Amazon Employees Spying On Celebrity Purchases; Killing Competition With Fake Reviews!
Data is the new oil they say. Many companies are paying billions of dollars to get their hands on valuable datasets. But what if customer data is naturally available to you? It becomes your responsibility to handle it with care and protect it. Amazon, the largest e-commerce company in the world might just be the one who requires to get their basics about data protection right.
Amazon employees have easy access to your data
According to an investigation by The Wired, Amazon employees are snooping on the purchases made by celebrities and have access to the vast trove of customers’ data.
The report also claimed that some low-level employees at Amazon are using their data privileges to snoop on the purchases of celebrities.

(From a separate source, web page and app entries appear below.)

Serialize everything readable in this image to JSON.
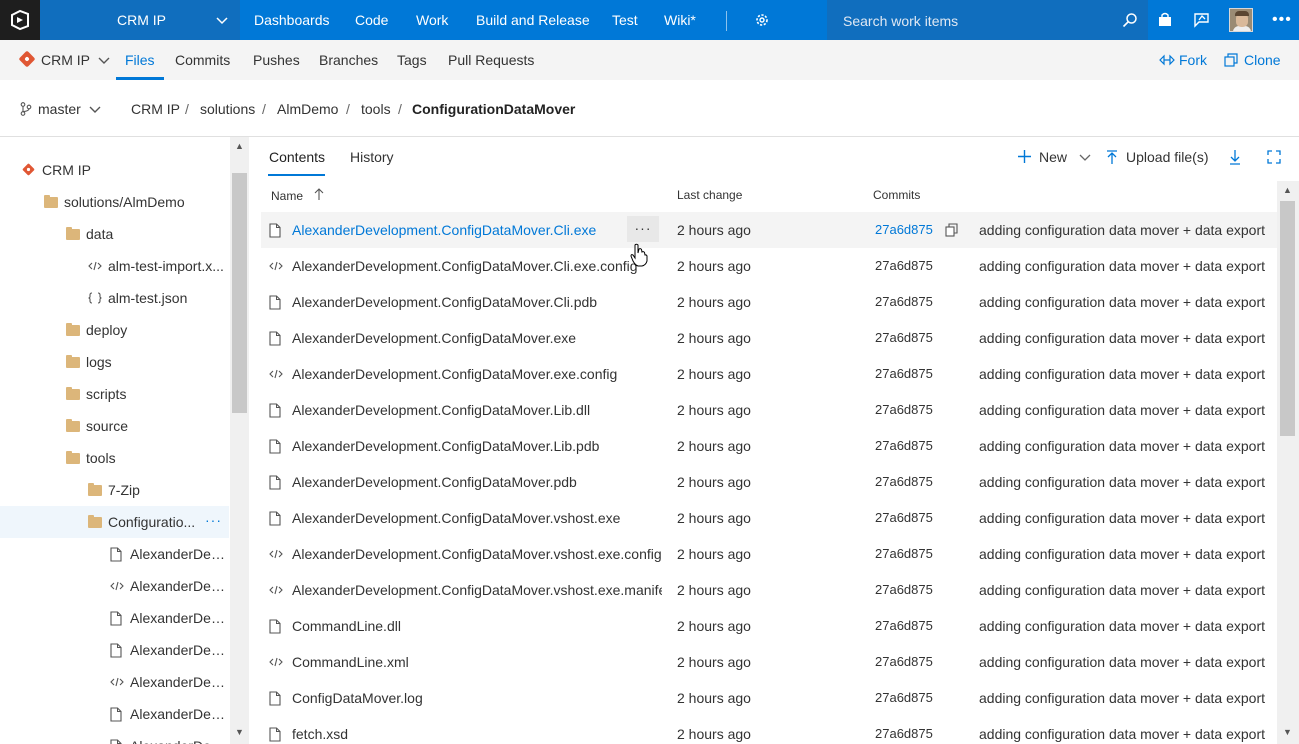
{
  "topbar": {
    "project": "CRM IP",
    "nav": [
      "Dashboards",
      "Code",
      "Work",
      "Build and Release",
      "Test",
      "Wiki*"
    ],
    "search_placeholder": "Search work items",
    "brand_color": "#0078d7"
  },
  "subnav": {
    "repo": "CRM IP",
    "tabs": [
      "Files",
      "Commits",
      "Pushes",
      "Branches",
      "Tags",
      "Pull Requests"
    ],
    "fork": "Fork",
    "clone": "Clone"
  },
  "breadcrumb": {
    "branch": "master",
    "parts": [
      "CRM IP",
      "solutions",
      "AlmDemo",
      "tools",
      "ConfigurationDataMover"
    ]
  },
  "tree": {
    "items": [
      {
        "label": "CRM IP",
        "icon": "git-repo-icon"
      },
      {
        "label": "solutions/AlmDemo",
        "icon": "folder-icon"
      },
      {
        "label": "data",
        "icon": "folder-icon"
      },
      {
        "label": "alm-test-import.x...",
        "icon": "code-file-icon"
      },
      {
        "label": "alm-test.json",
        "icon": "json-file-icon"
      },
      {
        "label": "deploy",
        "icon": "folder-icon"
      },
      {
        "label": "logs",
        "icon": "folder-icon"
      },
      {
        "label": "scripts",
        "icon": "folder-icon"
      },
      {
        "label": "source",
        "icon": "folder-icon"
      },
      {
        "label": "tools",
        "icon": "folder-icon"
      },
      {
        "label": "7-Zip",
        "icon": "folder-icon"
      },
      {
        "label": "Configuratio...",
        "icon": "folder-icon"
      },
      {
        "label": "AlexanderDev...",
        "icon": "file-icon"
      },
      {
        "label": "AlexanderDev...",
        "icon": "code-file-icon"
      },
      {
        "label": "AlexanderDev...",
        "icon": "file-icon"
      },
      {
        "label": "AlexanderDev...",
        "icon": "file-icon"
      },
      {
        "label": "AlexanderDev...",
        "icon": "code-file-icon"
      },
      {
        "label": "AlexanderDev...",
        "icon": "file-icon"
      },
      {
        "label": "AlexanderDev...",
        "icon": "file-icon"
      }
    ]
  },
  "main": {
    "tabs": [
      "Contents",
      "History"
    ],
    "toolbar": {
      "new": "New",
      "upload": "Upload file(s)"
    },
    "columns": {
      "name": "Name",
      "last_change": "Last change",
      "commits": "Commits"
    },
    "rows": [
      {
        "name": "AlexanderDevelopment.ConfigDataMover.Cli.exe",
        "icon": "file-icon",
        "time": "2 hours ago",
        "commit": "27a6d875",
        "message": "adding configuration data mover + data export"
      },
      {
        "name": "AlexanderDevelopment.ConfigDataMover.Cli.exe.config",
        "icon": "code-file-icon",
        "time": "2 hours ago",
        "commit": "27a6d875",
        "message": "adding configuration data mover + data export"
      },
      {
        "name": "AlexanderDevelopment.ConfigDataMover.Cli.pdb",
        "icon": "file-icon",
        "time": "2 hours ago",
        "commit": "27a6d875",
        "message": "adding configuration data mover + data export"
      },
      {
        "name": "AlexanderDevelopment.ConfigDataMover.exe",
        "icon": "file-icon",
        "time": "2 hours ago",
        "commit": "27a6d875",
        "message": "adding configuration data mover + data export"
      },
      {
        "name": "AlexanderDevelopment.ConfigDataMover.exe.config",
        "icon": "code-file-icon",
        "time": "2 hours ago",
        "commit": "27a6d875",
        "message": "adding configuration data mover + data export"
      },
      {
        "name": "AlexanderDevelopment.ConfigDataMover.Lib.dll",
        "icon": "file-icon",
        "time": "2 hours ago",
        "commit": "27a6d875",
        "message": "adding configuration data mover + data export"
      },
      {
        "name": "AlexanderDevelopment.ConfigDataMover.Lib.pdb",
        "icon": "file-icon",
        "time": "2 hours ago",
        "commit": "27a6d875",
        "message": "adding configuration data mover + data export"
      },
      {
        "name": "AlexanderDevelopment.ConfigDataMover.pdb",
        "icon": "file-icon",
        "time": "2 hours ago",
        "commit": "27a6d875",
        "message": "adding configuration data mover + data export"
      },
      {
        "name": "AlexanderDevelopment.ConfigDataMover.vshost.exe",
        "icon": "file-icon",
        "time": "2 hours ago",
        "commit": "27a6d875",
        "message": "adding configuration data mover + data export"
      },
      {
        "name": "AlexanderDevelopment.ConfigDataMover.vshost.exe.config",
        "icon": "code-file-icon",
        "time": "2 hours ago",
        "commit": "27a6d875",
        "message": "adding configuration data mover + data export"
      },
      {
        "name": "AlexanderDevelopment.ConfigDataMover.vshost.exe.manifest",
        "icon": "code-file-icon",
        "time": "2 hours ago",
        "commit": "27a6d875",
        "message": "adding configuration data mover + data export"
      },
      {
        "name": "CommandLine.dll",
        "icon": "file-icon",
        "time": "2 hours ago",
        "commit": "27a6d875",
        "message": "adding configuration data mover + data export"
      },
      {
        "name": "CommandLine.xml",
        "icon": "code-file-icon",
        "time": "2 hours ago",
        "commit": "27a6d875",
        "message": "adding configuration data mover + data export"
      },
      {
        "name": "ConfigDataMover.log",
        "icon": "file-icon",
        "time": "2 hours ago",
        "commit": "27a6d875",
        "message": "adding configuration data mover + data export"
      },
      {
        "name": "fetch.xsd",
        "icon": "file-icon",
        "time": "2 hours ago",
        "commit": "27a6d875",
        "message": "adding configuration data mover + data export"
      }
    ]
  }
}
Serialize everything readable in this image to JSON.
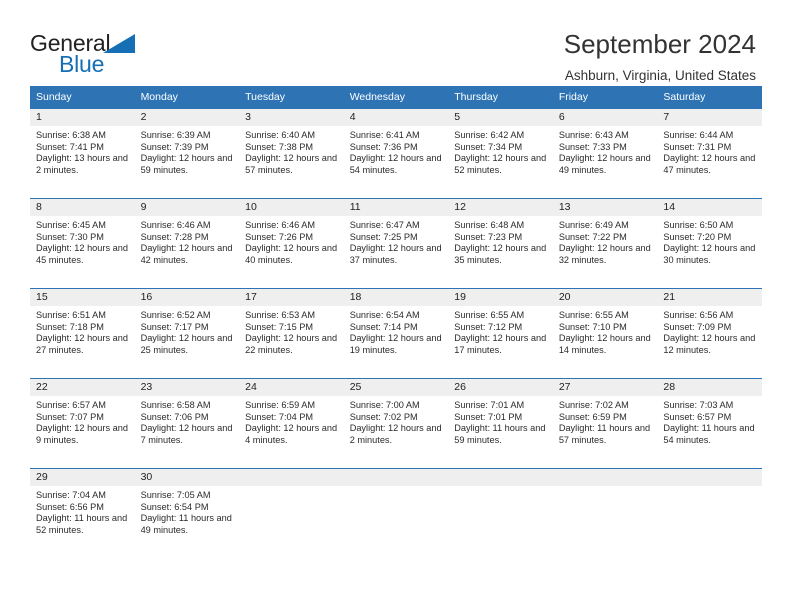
{
  "brand": {
    "name_part1": "General",
    "name_part2": "Blue",
    "triangle_color": "#156FB5"
  },
  "header": {
    "title": "September 2024",
    "location": "Ashburn, Virginia, United States"
  },
  "calendar": {
    "header_bg": "#2E74B5",
    "daynum_bg": "#EFEFEF",
    "weekday_headers": [
      "Sunday",
      "Monday",
      "Tuesday",
      "Wednesday",
      "Thursday",
      "Friday",
      "Saturday"
    ],
    "weeks": [
      [
        {
          "day": "1",
          "sunrise": "Sunrise: 6:38 AM",
          "sunset": "Sunset: 7:41 PM",
          "daylight": "Daylight: 13 hours and 2 minutes."
        },
        {
          "day": "2",
          "sunrise": "Sunrise: 6:39 AM",
          "sunset": "Sunset: 7:39 PM",
          "daylight": "Daylight: 12 hours and 59 minutes."
        },
        {
          "day": "3",
          "sunrise": "Sunrise: 6:40 AM",
          "sunset": "Sunset: 7:38 PM",
          "daylight": "Daylight: 12 hours and 57 minutes."
        },
        {
          "day": "4",
          "sunrise": "Sunrise: 6:41 AM",
          "sunset": "Sunset: 7:36 PM",
          "daylight": "Daylight: 12 hours and 54 minutes."
        },
        {
          "day": "5",
          "sunrise": "Sunrise: 6:42 AM",
          "sunset": "Sunset: 7:34 PM",
          "daylight": "Daylight: 12 hours and 52 minutes."
        },
        {
          "day": "6",
          "sunrise": "Sunrise: 6:43 AM",
          "sunset": "Sunset: 7:33 PM",
          "daylight": "Daylight: 12 hours and 49 minutes."
        },
        {
          "day": "7",
          "sunrise": "Sunrise: 6:44 AM",
          "sunset": "Sunset: 7:31 PM",
          "daylight": "Daylight: 12 hours and 47 minutes."
        }
      ],
      [
        {
          "day": "8",
          "sunrise": "Sunrise: 6:45 AM",
          "sunset": "Sunset: 7:30 PM",
          "daylight": "Daylight: 12 hours and 45 minutes."
        },
        {
          "day": "9",
          "sunrise": "Sunrise: 6:46 AM",
          "sunset": "Sunset: 7:28 PM",
          "daylight": "Daylight: 12 hours and 42 minutes."
        },
        {
          "day": "10",
          "sunrise": "Sunrise: 6:46 AM",
          "sunset": "Sunset: 7:26 PM",
          "daylight": "Daylight: 12 hours and 40 minutes."
        },
        {
          "day": "11",
          "sunrise": "Sunrise: 6:47 AM",
          "sunset": "Sunset: 7:25 PM",
          "daylight": "Daylight: 12 hours and 37 minutes."
        },
        {
          "day": "12",
          "sunrise": "Sunrise: 6:48 AM",
          "sunset": "Sunset: 7:23 PM",
          "daylight": "Daylight: 12 hours and 35 minutes."
        },
        {
          "day": "13",
          "sunrise": "Sunrise: 6:49 AM",
          "sunset": "Sunset: 7:22 PM",
          "daylight": "Daylight: 12 hours and 32 minutes."
        },
        {
          "day": "14",
          "sunrise": "Sunrise: 6:50 AM",
          "sunset": "Sunset: 7:20 PM",
          "daylight": "Daylight: 12 hours and 30 minutes."
        }
      ],
      [
        {
          "day": "15",
          "sunrise": "Sunrise: 6:51 AM",
          "sunset": "Sunset: 7:18 PM",
          "daylight": "Daylight: 12 hours and 27 minutes."
        },
        {
          "day": "16",
          "sunrise": "Sunrise: 6:52 AM",
          "sunset": "Sunset: 7:17 PM",
          "daylight": "Daylight: 12 hours and 25 minutes."
        },
        {
          "day": "17",
          "sunrise": "Sunrise: 6:53 AM",
          "sunset": "Sunset: 7:15 PM",
          "daylight": "Daylight: 12 hours and 22 minutes."
        },
        {
          "day": "18",
          "sunrise": "Sunrise: 6:54 AM",
          "sunset": "Sunset: 7:14 PM",
          "daylight": "Daylight: 12 hours and 19 minutes."
        },
        {
          "day": "19",
          "sunrise": "Sunrise: 6:55 AM",
          "sunset": "Sunset: 7:12 PM",
          "daylight": "Daylight: 12 hours and 17 minutes."
        },
        {
          "day": "20",
          "sunrise": "Sunrise: 6:55 AM",
          "sunset": "Sunset: 7:10 PM",
          "daylight": "Daylight: 12 hours and 14 minutes."
        },
        {
          "day": "21",
          "sunrise": "Sunrise: 6:56 AM",
          "sunset": "Sunset: 7:09 PM",
          "daylight": "Daylight: 12 hours and 12 minutes."
        }
      ],
      [
        {
          "day": "22",
          "sunrise": "Sunrise: 6:57 AM",
          "sunset": "Sunset: 7:07 PM",
          "daylight": "Daylight: 12 hours and 9 minutes."
        },
        {
          "day": "23",
          "sunrise": "Sunrise: 6:58 AM",
          "sunset": "Sunset: 7:06 PM",
          "daylight": "Daylight: 12 hours and 7 minutes."
        },
        {
          "day": "24",
          "sunrise": "Sunrise: 6:59 AM",
          "sunset": "Sunset: 7:04 PM",
          "daylight": "Daylight: 12 hours and 4 minutes."
        },
        {
          "day": "25",
          "sunrise": "Sunrise: 7:00 AM",
          "sunset": "Sunset: 7:02 PM",
          "daylight": "Daylight: 12 hours and 2 minutes."
        },
        {
          "day": "26",
          "sunrise": "Sunrise: 7:01 AM",
          "sunset": "Sunset: 7:01 PM",
          "daylight": "Daylight: 11 hours and 59 minutes."
        },
        {
          "day": "27",
          "sunrise": "Sunrise: 7:02 AM",
          "sunset": "Sunset: 6:59 PM",
          "daylight": "Daylight: 11 hours and 57 minutes."
        },
        {
          "day": "28",
          "sunrise": "Sunrise: 7:03 AM",
          "sunset": "Sunset: 6:57 PM",
          "daylight": "Daylight: 11 hours and 54 minutes."
        }
      ],
      [
        {
          "day": "29",
          "sunrise": "Sunrise: 7:04 AM",
          "sunset": "Sunset: 6:56 PM",
          "daylight": "Daylight: 11 hours and 52 minutes."
        },
        {
          "day": "30",
          "sunrise": "Sunrise: 7:05 AM",
          "sunset": "Sunset: 6:54 PM",
          "daylight": "Daylight: 11 hours and 49 minutes."
        },
        {
          "day": "",
          "sunrise": "",
          "sunset": "",
          "daylight": ""
        },
        {
          "day": "",
          "sunrise": "",
          "sunset": "",
          "daylight": ""
        },
        {
          "day": "",
          "sunrise": "",
          "sunset": "",
          "daylight": ""
        },
        {
          "day": "",
          "sunrise": "",
          "sunset": "",
          "daylight": ""
        },
        {
          "day": "",
          "sunrise": "",
          "sunset": "",
          "daylight": ""
        }
      ]
    ]
  }
}
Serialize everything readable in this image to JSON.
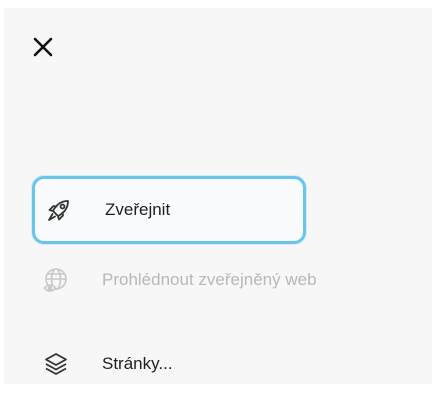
{
  "header": {
    "close_icon": "close-icon"
  },
  "menu": {
    "items": [
      {
        "label": "Zveřejnit",
        "icon": "rocket-icon",
        "state": "focused"
      },
      {
        "label": "Prohlédnout zveřejněný web",
        "icon": "globe-eye-icon",
        "state": "disabled"
      },
      {
        "label": "Stránky...",
        "icon": "layers-icon",
        "state": "normal"
      }
    ]
  },
  "colors": {
    "focus_border": "#68c6ea",
    "text": "#1f1f1f",
    "disabled_text": "#b8b8b8",
    "panel_background": "#f7f7f7"
  }
}
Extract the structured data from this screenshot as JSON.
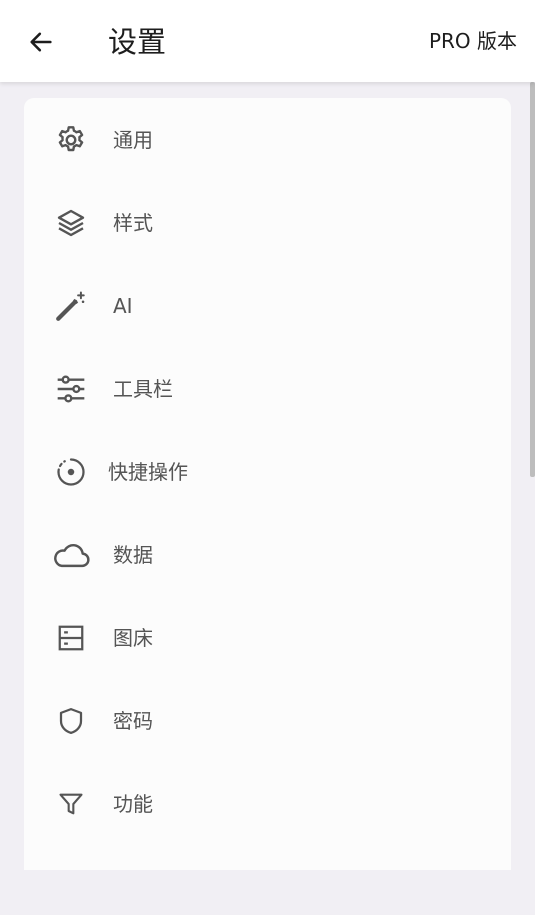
{
  "appbar": {
    "title": "设置",
    "pro_label": "PRO 版本",
    "back_icon": "arrow-left-icon"
  },
  "settings": {
    "items": [
      {
        "label": "通用",
        "icon": "gear-icon"
      },
      {
        "label": "样式",
        "icon": "layers-icon"
      },
      {
        "label": "AI",
        "icon": "magic-wand-icon"
      },
      {
        "label": "工具栏",
        "icon": "sliders-icon"
      },
      {
        "label": "快捷操作",
        "icon": "target-icon"
      },
      {
        "label": "数据",
        "icon": "cloud-icon"
      },
      {
        "label": "图床",
        "icon": "server-icon"
      },
      {
        "label": "密码",
        "icon": "shield-icon"
      },
      {
        "label": "功能",
        "icon": "filter-icon"
      }
    ]
  },
  "colors": {
    "background": "#f1eff4",
    "card": "#fcfcfc",
    "icon": "#555555",
    "text": "#1d1d1d"
  }
}
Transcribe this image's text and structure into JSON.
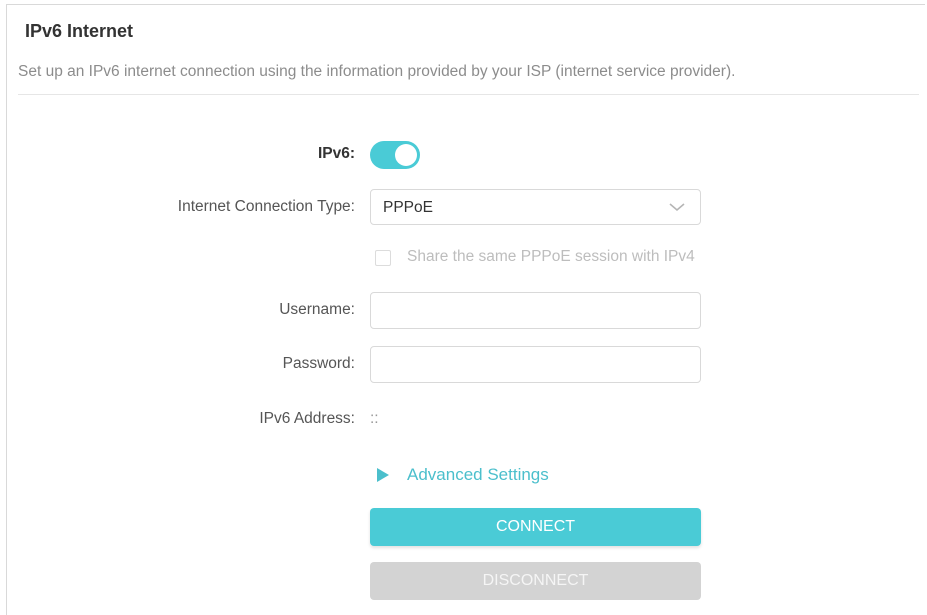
{
  "header": {
    "title": "IPv6 Internet",
    "description": "Set up an IPv6 internet connection using the information provided by your ISP (internet service provider)."
  },
  "form": {
    "ipv6": {
      "label": "IPv6:",
      "enabled": true
    },
    "connection_type": {
      "label": "Internet Connection Type:",
      "value": "PPPoE"
    },
    "share_session": {
      "label": "Share the same PPPoE session with IPv4",
      "checked": false,
      "disabled": true
    },
    "username": {
      "label": "Username:",
      "value": "",
      "placeholder": ""
    },
    "password": {
      "label": "Password:",
      "value": "",
      "placeholder": ""
    },
    "ipv6_address": {
      "label": "IPv6 Address:",
      "value": "::"
    },
    "advanced": {
      "label": "Advanced Settings"
    }
  },
  "buttons": {
    "connect_label": "CONNECT",
    "disconnect_label": "DISCONNECT"
  },
  "colors": {
    "accent": "#4acbd6",
    "link": "#4bbfcc",
    "disabled_button": "#d3d3d3",
    "border": "#d9d9d9"
  },
  "icons": {
    "connection_type_dropdown": "chevron-down-icon",
    "advanced_expand": "triangle-right-icon"
  }
}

At the same time, the report also alleged that others were taking bribes to help shady sellers sabotage competitors’ businesses, doctor Amazon’s review system, and sell knock-off products to unsuspecting customers.
Despite Amazon’s customer-first mentality, company officials seem to have failed to prioritize securing its customers’ most personal information.
“Millions of credit card numbers had sat in the wrong place on Amazon’s internal network for years, with the security team unable to establish definitively whether they’d been unduly accessed,” the report alleged.
According to the report, Amazon has access to what you search for, what you buy, what shows you watch, what pills you take, what you say to Alexa, and who’s at your front door. This data has become so sprawling, fragmented, and promiscuously shared within the company that the security division couldn’t even map all of it, much less adequately defend its borders.
Amazon defends by highlighting its exceptional track record of protecting customer data
An Amazon spokesperson defended the company by highlighting “an exceptional track record of Amazon in protecting customer data”.
The fact that Amazon’s privacy and security issues are extensively documented with extensive review from senior leadership highlights our commitment to these issues and demonstrates the vigilance with which we identify, escalate, and respond to potential risks, the spokesperson was quoted as saying.
In 2020, during an antitrust hearing, former Amazon CEO Jeff Bezos said that employees don’t access the data. However, he couldn’t guarantee that the policy prohibiting employees from doing so “wasn’t violated”.